Counterexample To show that a statement is false, all we need to do is to find a counterexample, i.e., an example x for which p(x) is false 29

Example Show that “Every positive integer is the sum of the squares of two integers” is false An counterexample is 3 as it cannot be written as the sum of the squares to two integers Note that the only perfect squares not exceeding 3 are 0 2 =0 and 1 2 =1 Furthermore, there is no way to get 3 as the sum of two terms each of which is 0 or 1 30

Mistakes in proofs What is wrong with this proof “1=2”? 1.a=b (given) 2.a 2 =ab (multiply both sides of 1 by a) 3.a 2 -b 2 =ab-b 2 (subtract b 2 from both sides of 2) 4.(a-b)(a+b)=b(a-b) (factor both sides of 3) 5.a+b=b (divide both sides of 4 by a-b) 6.2b=b (replace a by b in 5 as a=b and simply) 7.2=1 (divide both sides of 6 by b) 31

What is wrong with this proof? “Theorem”: If n 2 is positive, then n is positive “Proof”: Suppose n 2 is positive. As the statement “If n is positive, then n 2 is positive” is true, we conclude that n is positive p(n): If n is positive, q(n): n 2 is positive. The statement is and the hypothesis is q(n). From these, we cannot conclude p(n) as no valid rule of inference can be applied Counterexample: n=-1 32

What is wrong with this proof? “Theorem”: If n is not positive, then n 2 is not positive “Proof”: Suppose that n is not positive. Because the conditional statement “If n is positive, then n 2 is positive” is true, we can conclude that n 2 is not positive. From we cannot conclude as no valid rule of inference can be used Counterexample: n=-1 33

Circular reasoning Is the following argument correct? Suppose that n 2 is even, then n 2 =2k for some integer k. Let n=2y for some integer y. This shows that n is even Wrong argument as the statement “n=2y for some integer y” is used in the proof No argument shows n can be written as 2y Circular reasoning as this statement is equivalent to the statement being proved 34

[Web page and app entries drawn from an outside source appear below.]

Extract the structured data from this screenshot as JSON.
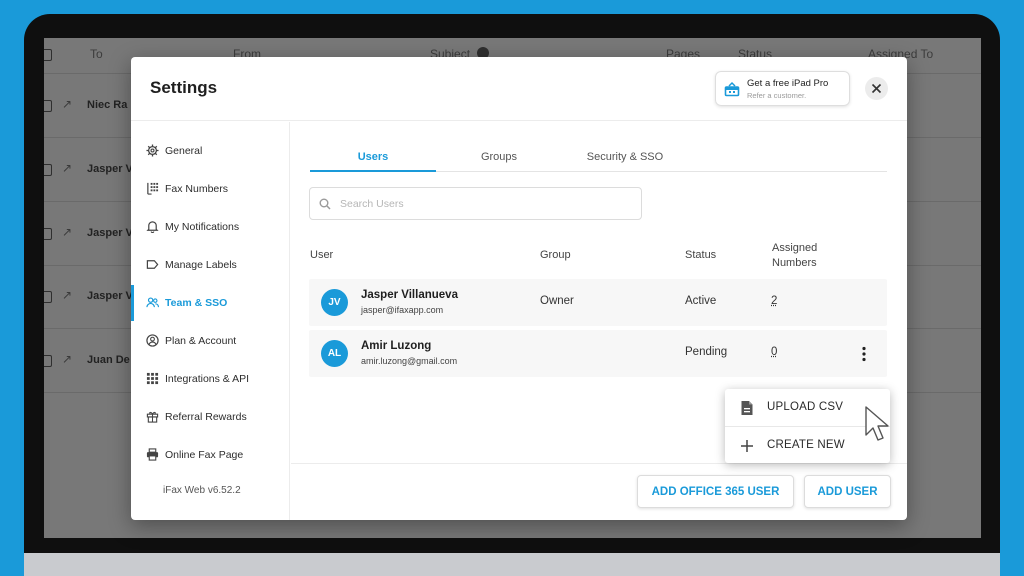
{
  "background_table": {
    "headers": [
      "To",
      "From",
      "Subject",
      "Pages",
      "Status",
      "Assigned To"
    ],
    "rows": [
      "Niec Ra",
      "Jasper V",
      "Jasper V",
      "Jasper V",
      "Juan De"
    ]
  },
  "modal": {
    "title": "Settings",
    "promo": {
      "title": "Get a free iPad Pro",
      "subtitle": "Refer a customer."
    },
    "close_icon": "close-icon"
  },
  "sidebar": {
    "items": [
      {
        "label": "General",
        "icon": "gear-icon"
      },
      {
        "label": "Fax Numbers",
        "icon": "fax-keypad-icon"
      },
      {
        "label": "My Notifications",
        "icon": "bell-icon"
      },
      {
        "label": "Manage Labels",
        "icon": "label-icon"
      },
      {
        "label": "Team & SSO",
        "icon": "team-icon",
        "active": true
      },
      {
        "label": "Plan & Account",
        "icon": "account-icon"
      },
      {
        "label": "Integrations & API",
        "icon": "grid-icon"
      },
      {
        "label": "Referral Rewards",
        "icon": "gift-icon"
      },
      {
        "label": "Online Fax Page",
        "icon": "printer-icon"
      }
    ],
    "version": "iFax Web v6.52.2"
  },
  "tabs": [
    {
      "label": "Users",
      "active": true
    },
    {
      "label": "Groups"
    },
    {
      "label": "Security & SSO"
    }
  ],
  "search": {
    "placeholder": "Search Users",
    "value": ""
  },
  "table": {
    "columns": {
      "user": "User",
      "group": "Group",
      "status": "Status",
      "assigned_1": "Assigned",
      "assigned_2": "Numbers"
    },
    "rows": [
      {
        "initials": "JV",
        "name": "Jasper Villanueva",
        "email": "jasper@ifaxapp.com",
        "group": "Owner",
        "status": "Active",
        "numbers": "2"
      },
      {
        "initials": "AL",
        "name": "Amir Luzong",
        "email": "amir.luzong@gmail.com",
        "group": "",
        "status": "Pending",
        "numbers": "0"
      }
    ]
  },
  "dropdown": {
    "items": [
      {
        "label": "UPLOAD CSV",
        "icon": "document-icon"
      },
      {
        "label": "CREATE NEW",
        "icon": "plus-icon"
      }
    ]
  },
  "buttons": {
    "add_office": "ADD OFFICE 365 USER",
    "add_user": "ADD USER"
  },
  "colors": {
    "accent": "#1a9ad9",
    "frame": "#0f0f0f",
    "overlay": "#787878"
  }
}
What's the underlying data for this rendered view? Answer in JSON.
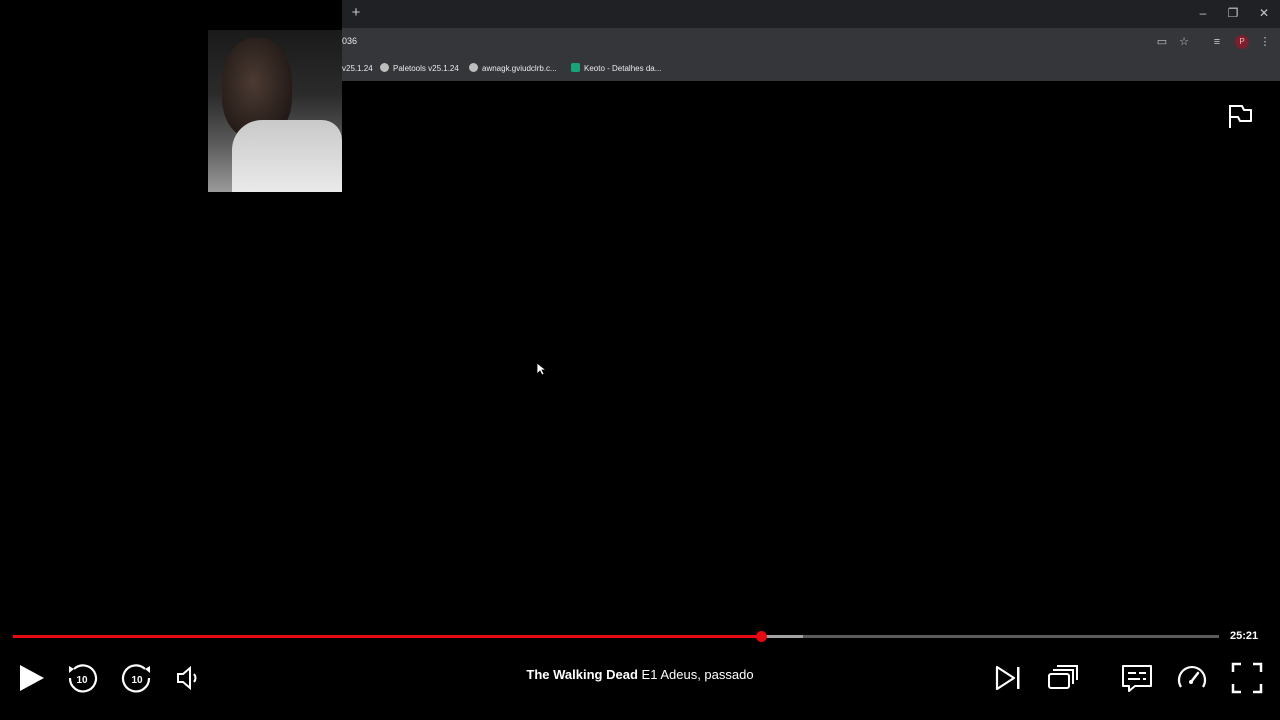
{
  "browser": {
    "url": "036",
    "bookmarks": [
      {
        "label": "v25.1.24"
      },
      {
        "label": "Paletools v25.1.24"
      },
      {
        "label": "awnagk.gviudclrb.c..."
      },
      {
        "label": "Keoto - Detalhes da..."
      }
    ],
    "profile_initial": "P"
  },
  "player": {
    "show_title": "The Walking Dead",
    "episode": "E1",
    "episode_title": "Adeus, passado",
    "time_remaining": "25:21",
    "progress_fraction": 0.62,
    "buffered_fraction": 0.655,
    "accent_color": "#e50914"
  },
  "icons": [
    "flag-icon",
    "play-icon",
    "rewind-10-icon",
    "forward-10-icon",
    "volume-icon",
    "next-episode-icon",
    "episodes-icon",
    "subtitles-icon",
    "playback-speed-icon",
    "fullscreen-icon"
  ]
}
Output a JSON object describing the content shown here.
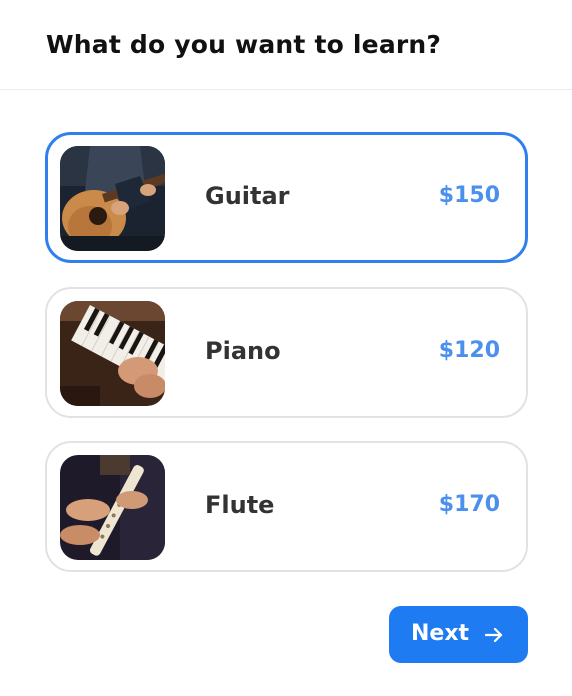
{
  "header": {
    "title": "What do you want to learn?"
  },
  "options": [
    {
      "label": "Guitar",
      "price": "$150",
      "selected": true,
      "icon": "guitar-photo"
    },
    {
      "label": "Piano",
      "price": "$120",
      "selected": false,
      "icon": "piano-photo"
    },
    {
      "label": "Flute",
      "price": "$170",
      "selected": false,
      "icon": "flute-photo"
    }
  ],
  "actions": {
    "next_label": "Next",
    "next_icon": "arrow-right-icon"
  },
  "colors": {
    "accent": "#1f7bf2",
    "selected_border": "#2f7ff0",
    "price": "#4a90ec",
    "card_border": "#e2e2e2",
    "title": "#111111",
    "label": "#333333"
  }
}
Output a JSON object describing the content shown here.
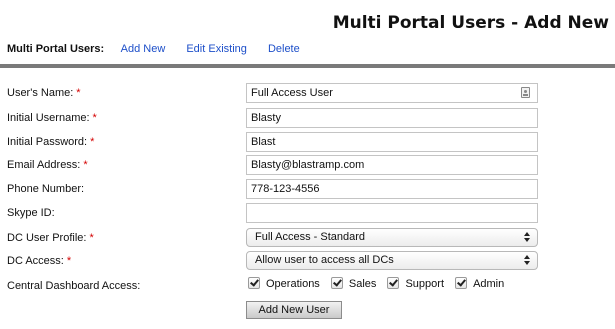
{
  "header": {
    "title": "Multi Portal Users - Add New"
  },
  "subnav": {
    "lead": "Multi Portal Users:",
    "links": [
      "Add New",
      "Edit Existing",
      "Delete"
    ]
  },
  "required_mark": "*",
  "form": {
    "users_name": {
      "label": "User's Name:",
      "value": "Full Access User",
      "required": true
    },
    "initial_username": {
      "label": "Initial Username:",
      "value": "Blasty",
      "required": true
    },
    "initial_password": {
      "label": "Initial Password:",
      "value": "Blast",
      "required": true
    },
    "email": {
      "label": "Email Address:",
      "value": "Blasty@blastramp.com",
      "required": true
    },
    "phone": {
      "label": "Phone Number:",
      "value": "778-123-4556",
      "required": false
    },
    "skype": {
      "label": "Skype ID:",
      "value": "",
      "required": false
    },
    "dc_user_profile": {
      "label": "DC User Profile:",
      "value": "Full Access - Standard",
      "required": true
    },
    "dc_access": {
      "label": "DC Access:",
      "value": "Allow user to access all DCs",
      "required": true
    },
    "central_dashboard": {
      "label": "Central Dashboard Access:",
      "options": [
        {
          "label": "Operations",
          "checked": true
        },
        {
          "label": "Sales",
          "checked": true
        },
        {
          "label": "Support",
          "checked": true
        },
        {
          "label": "Admin",
          "checked": true
        }
      ]
    },
    "submit_label": "Add New User"
  },
  "icons": {
    "contact_card": "contact-card-icon",
    "select_arrows": "updown-arrows-icon",
    "checkbox_check": "check-icon"
  },
  "colors": {
    "link": "#1d4fc9",
    "required": "#d40000",
    "rule": "#7a7a7a"
  }
}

Proofs Learn from mistakes Even professional mathematicians make mistakes in proofs Quite a few incorrect proofs of important results have fooled people for years before subtle errors were found Some other important proof techniques – Mathematical induction – Combinatorial proof 35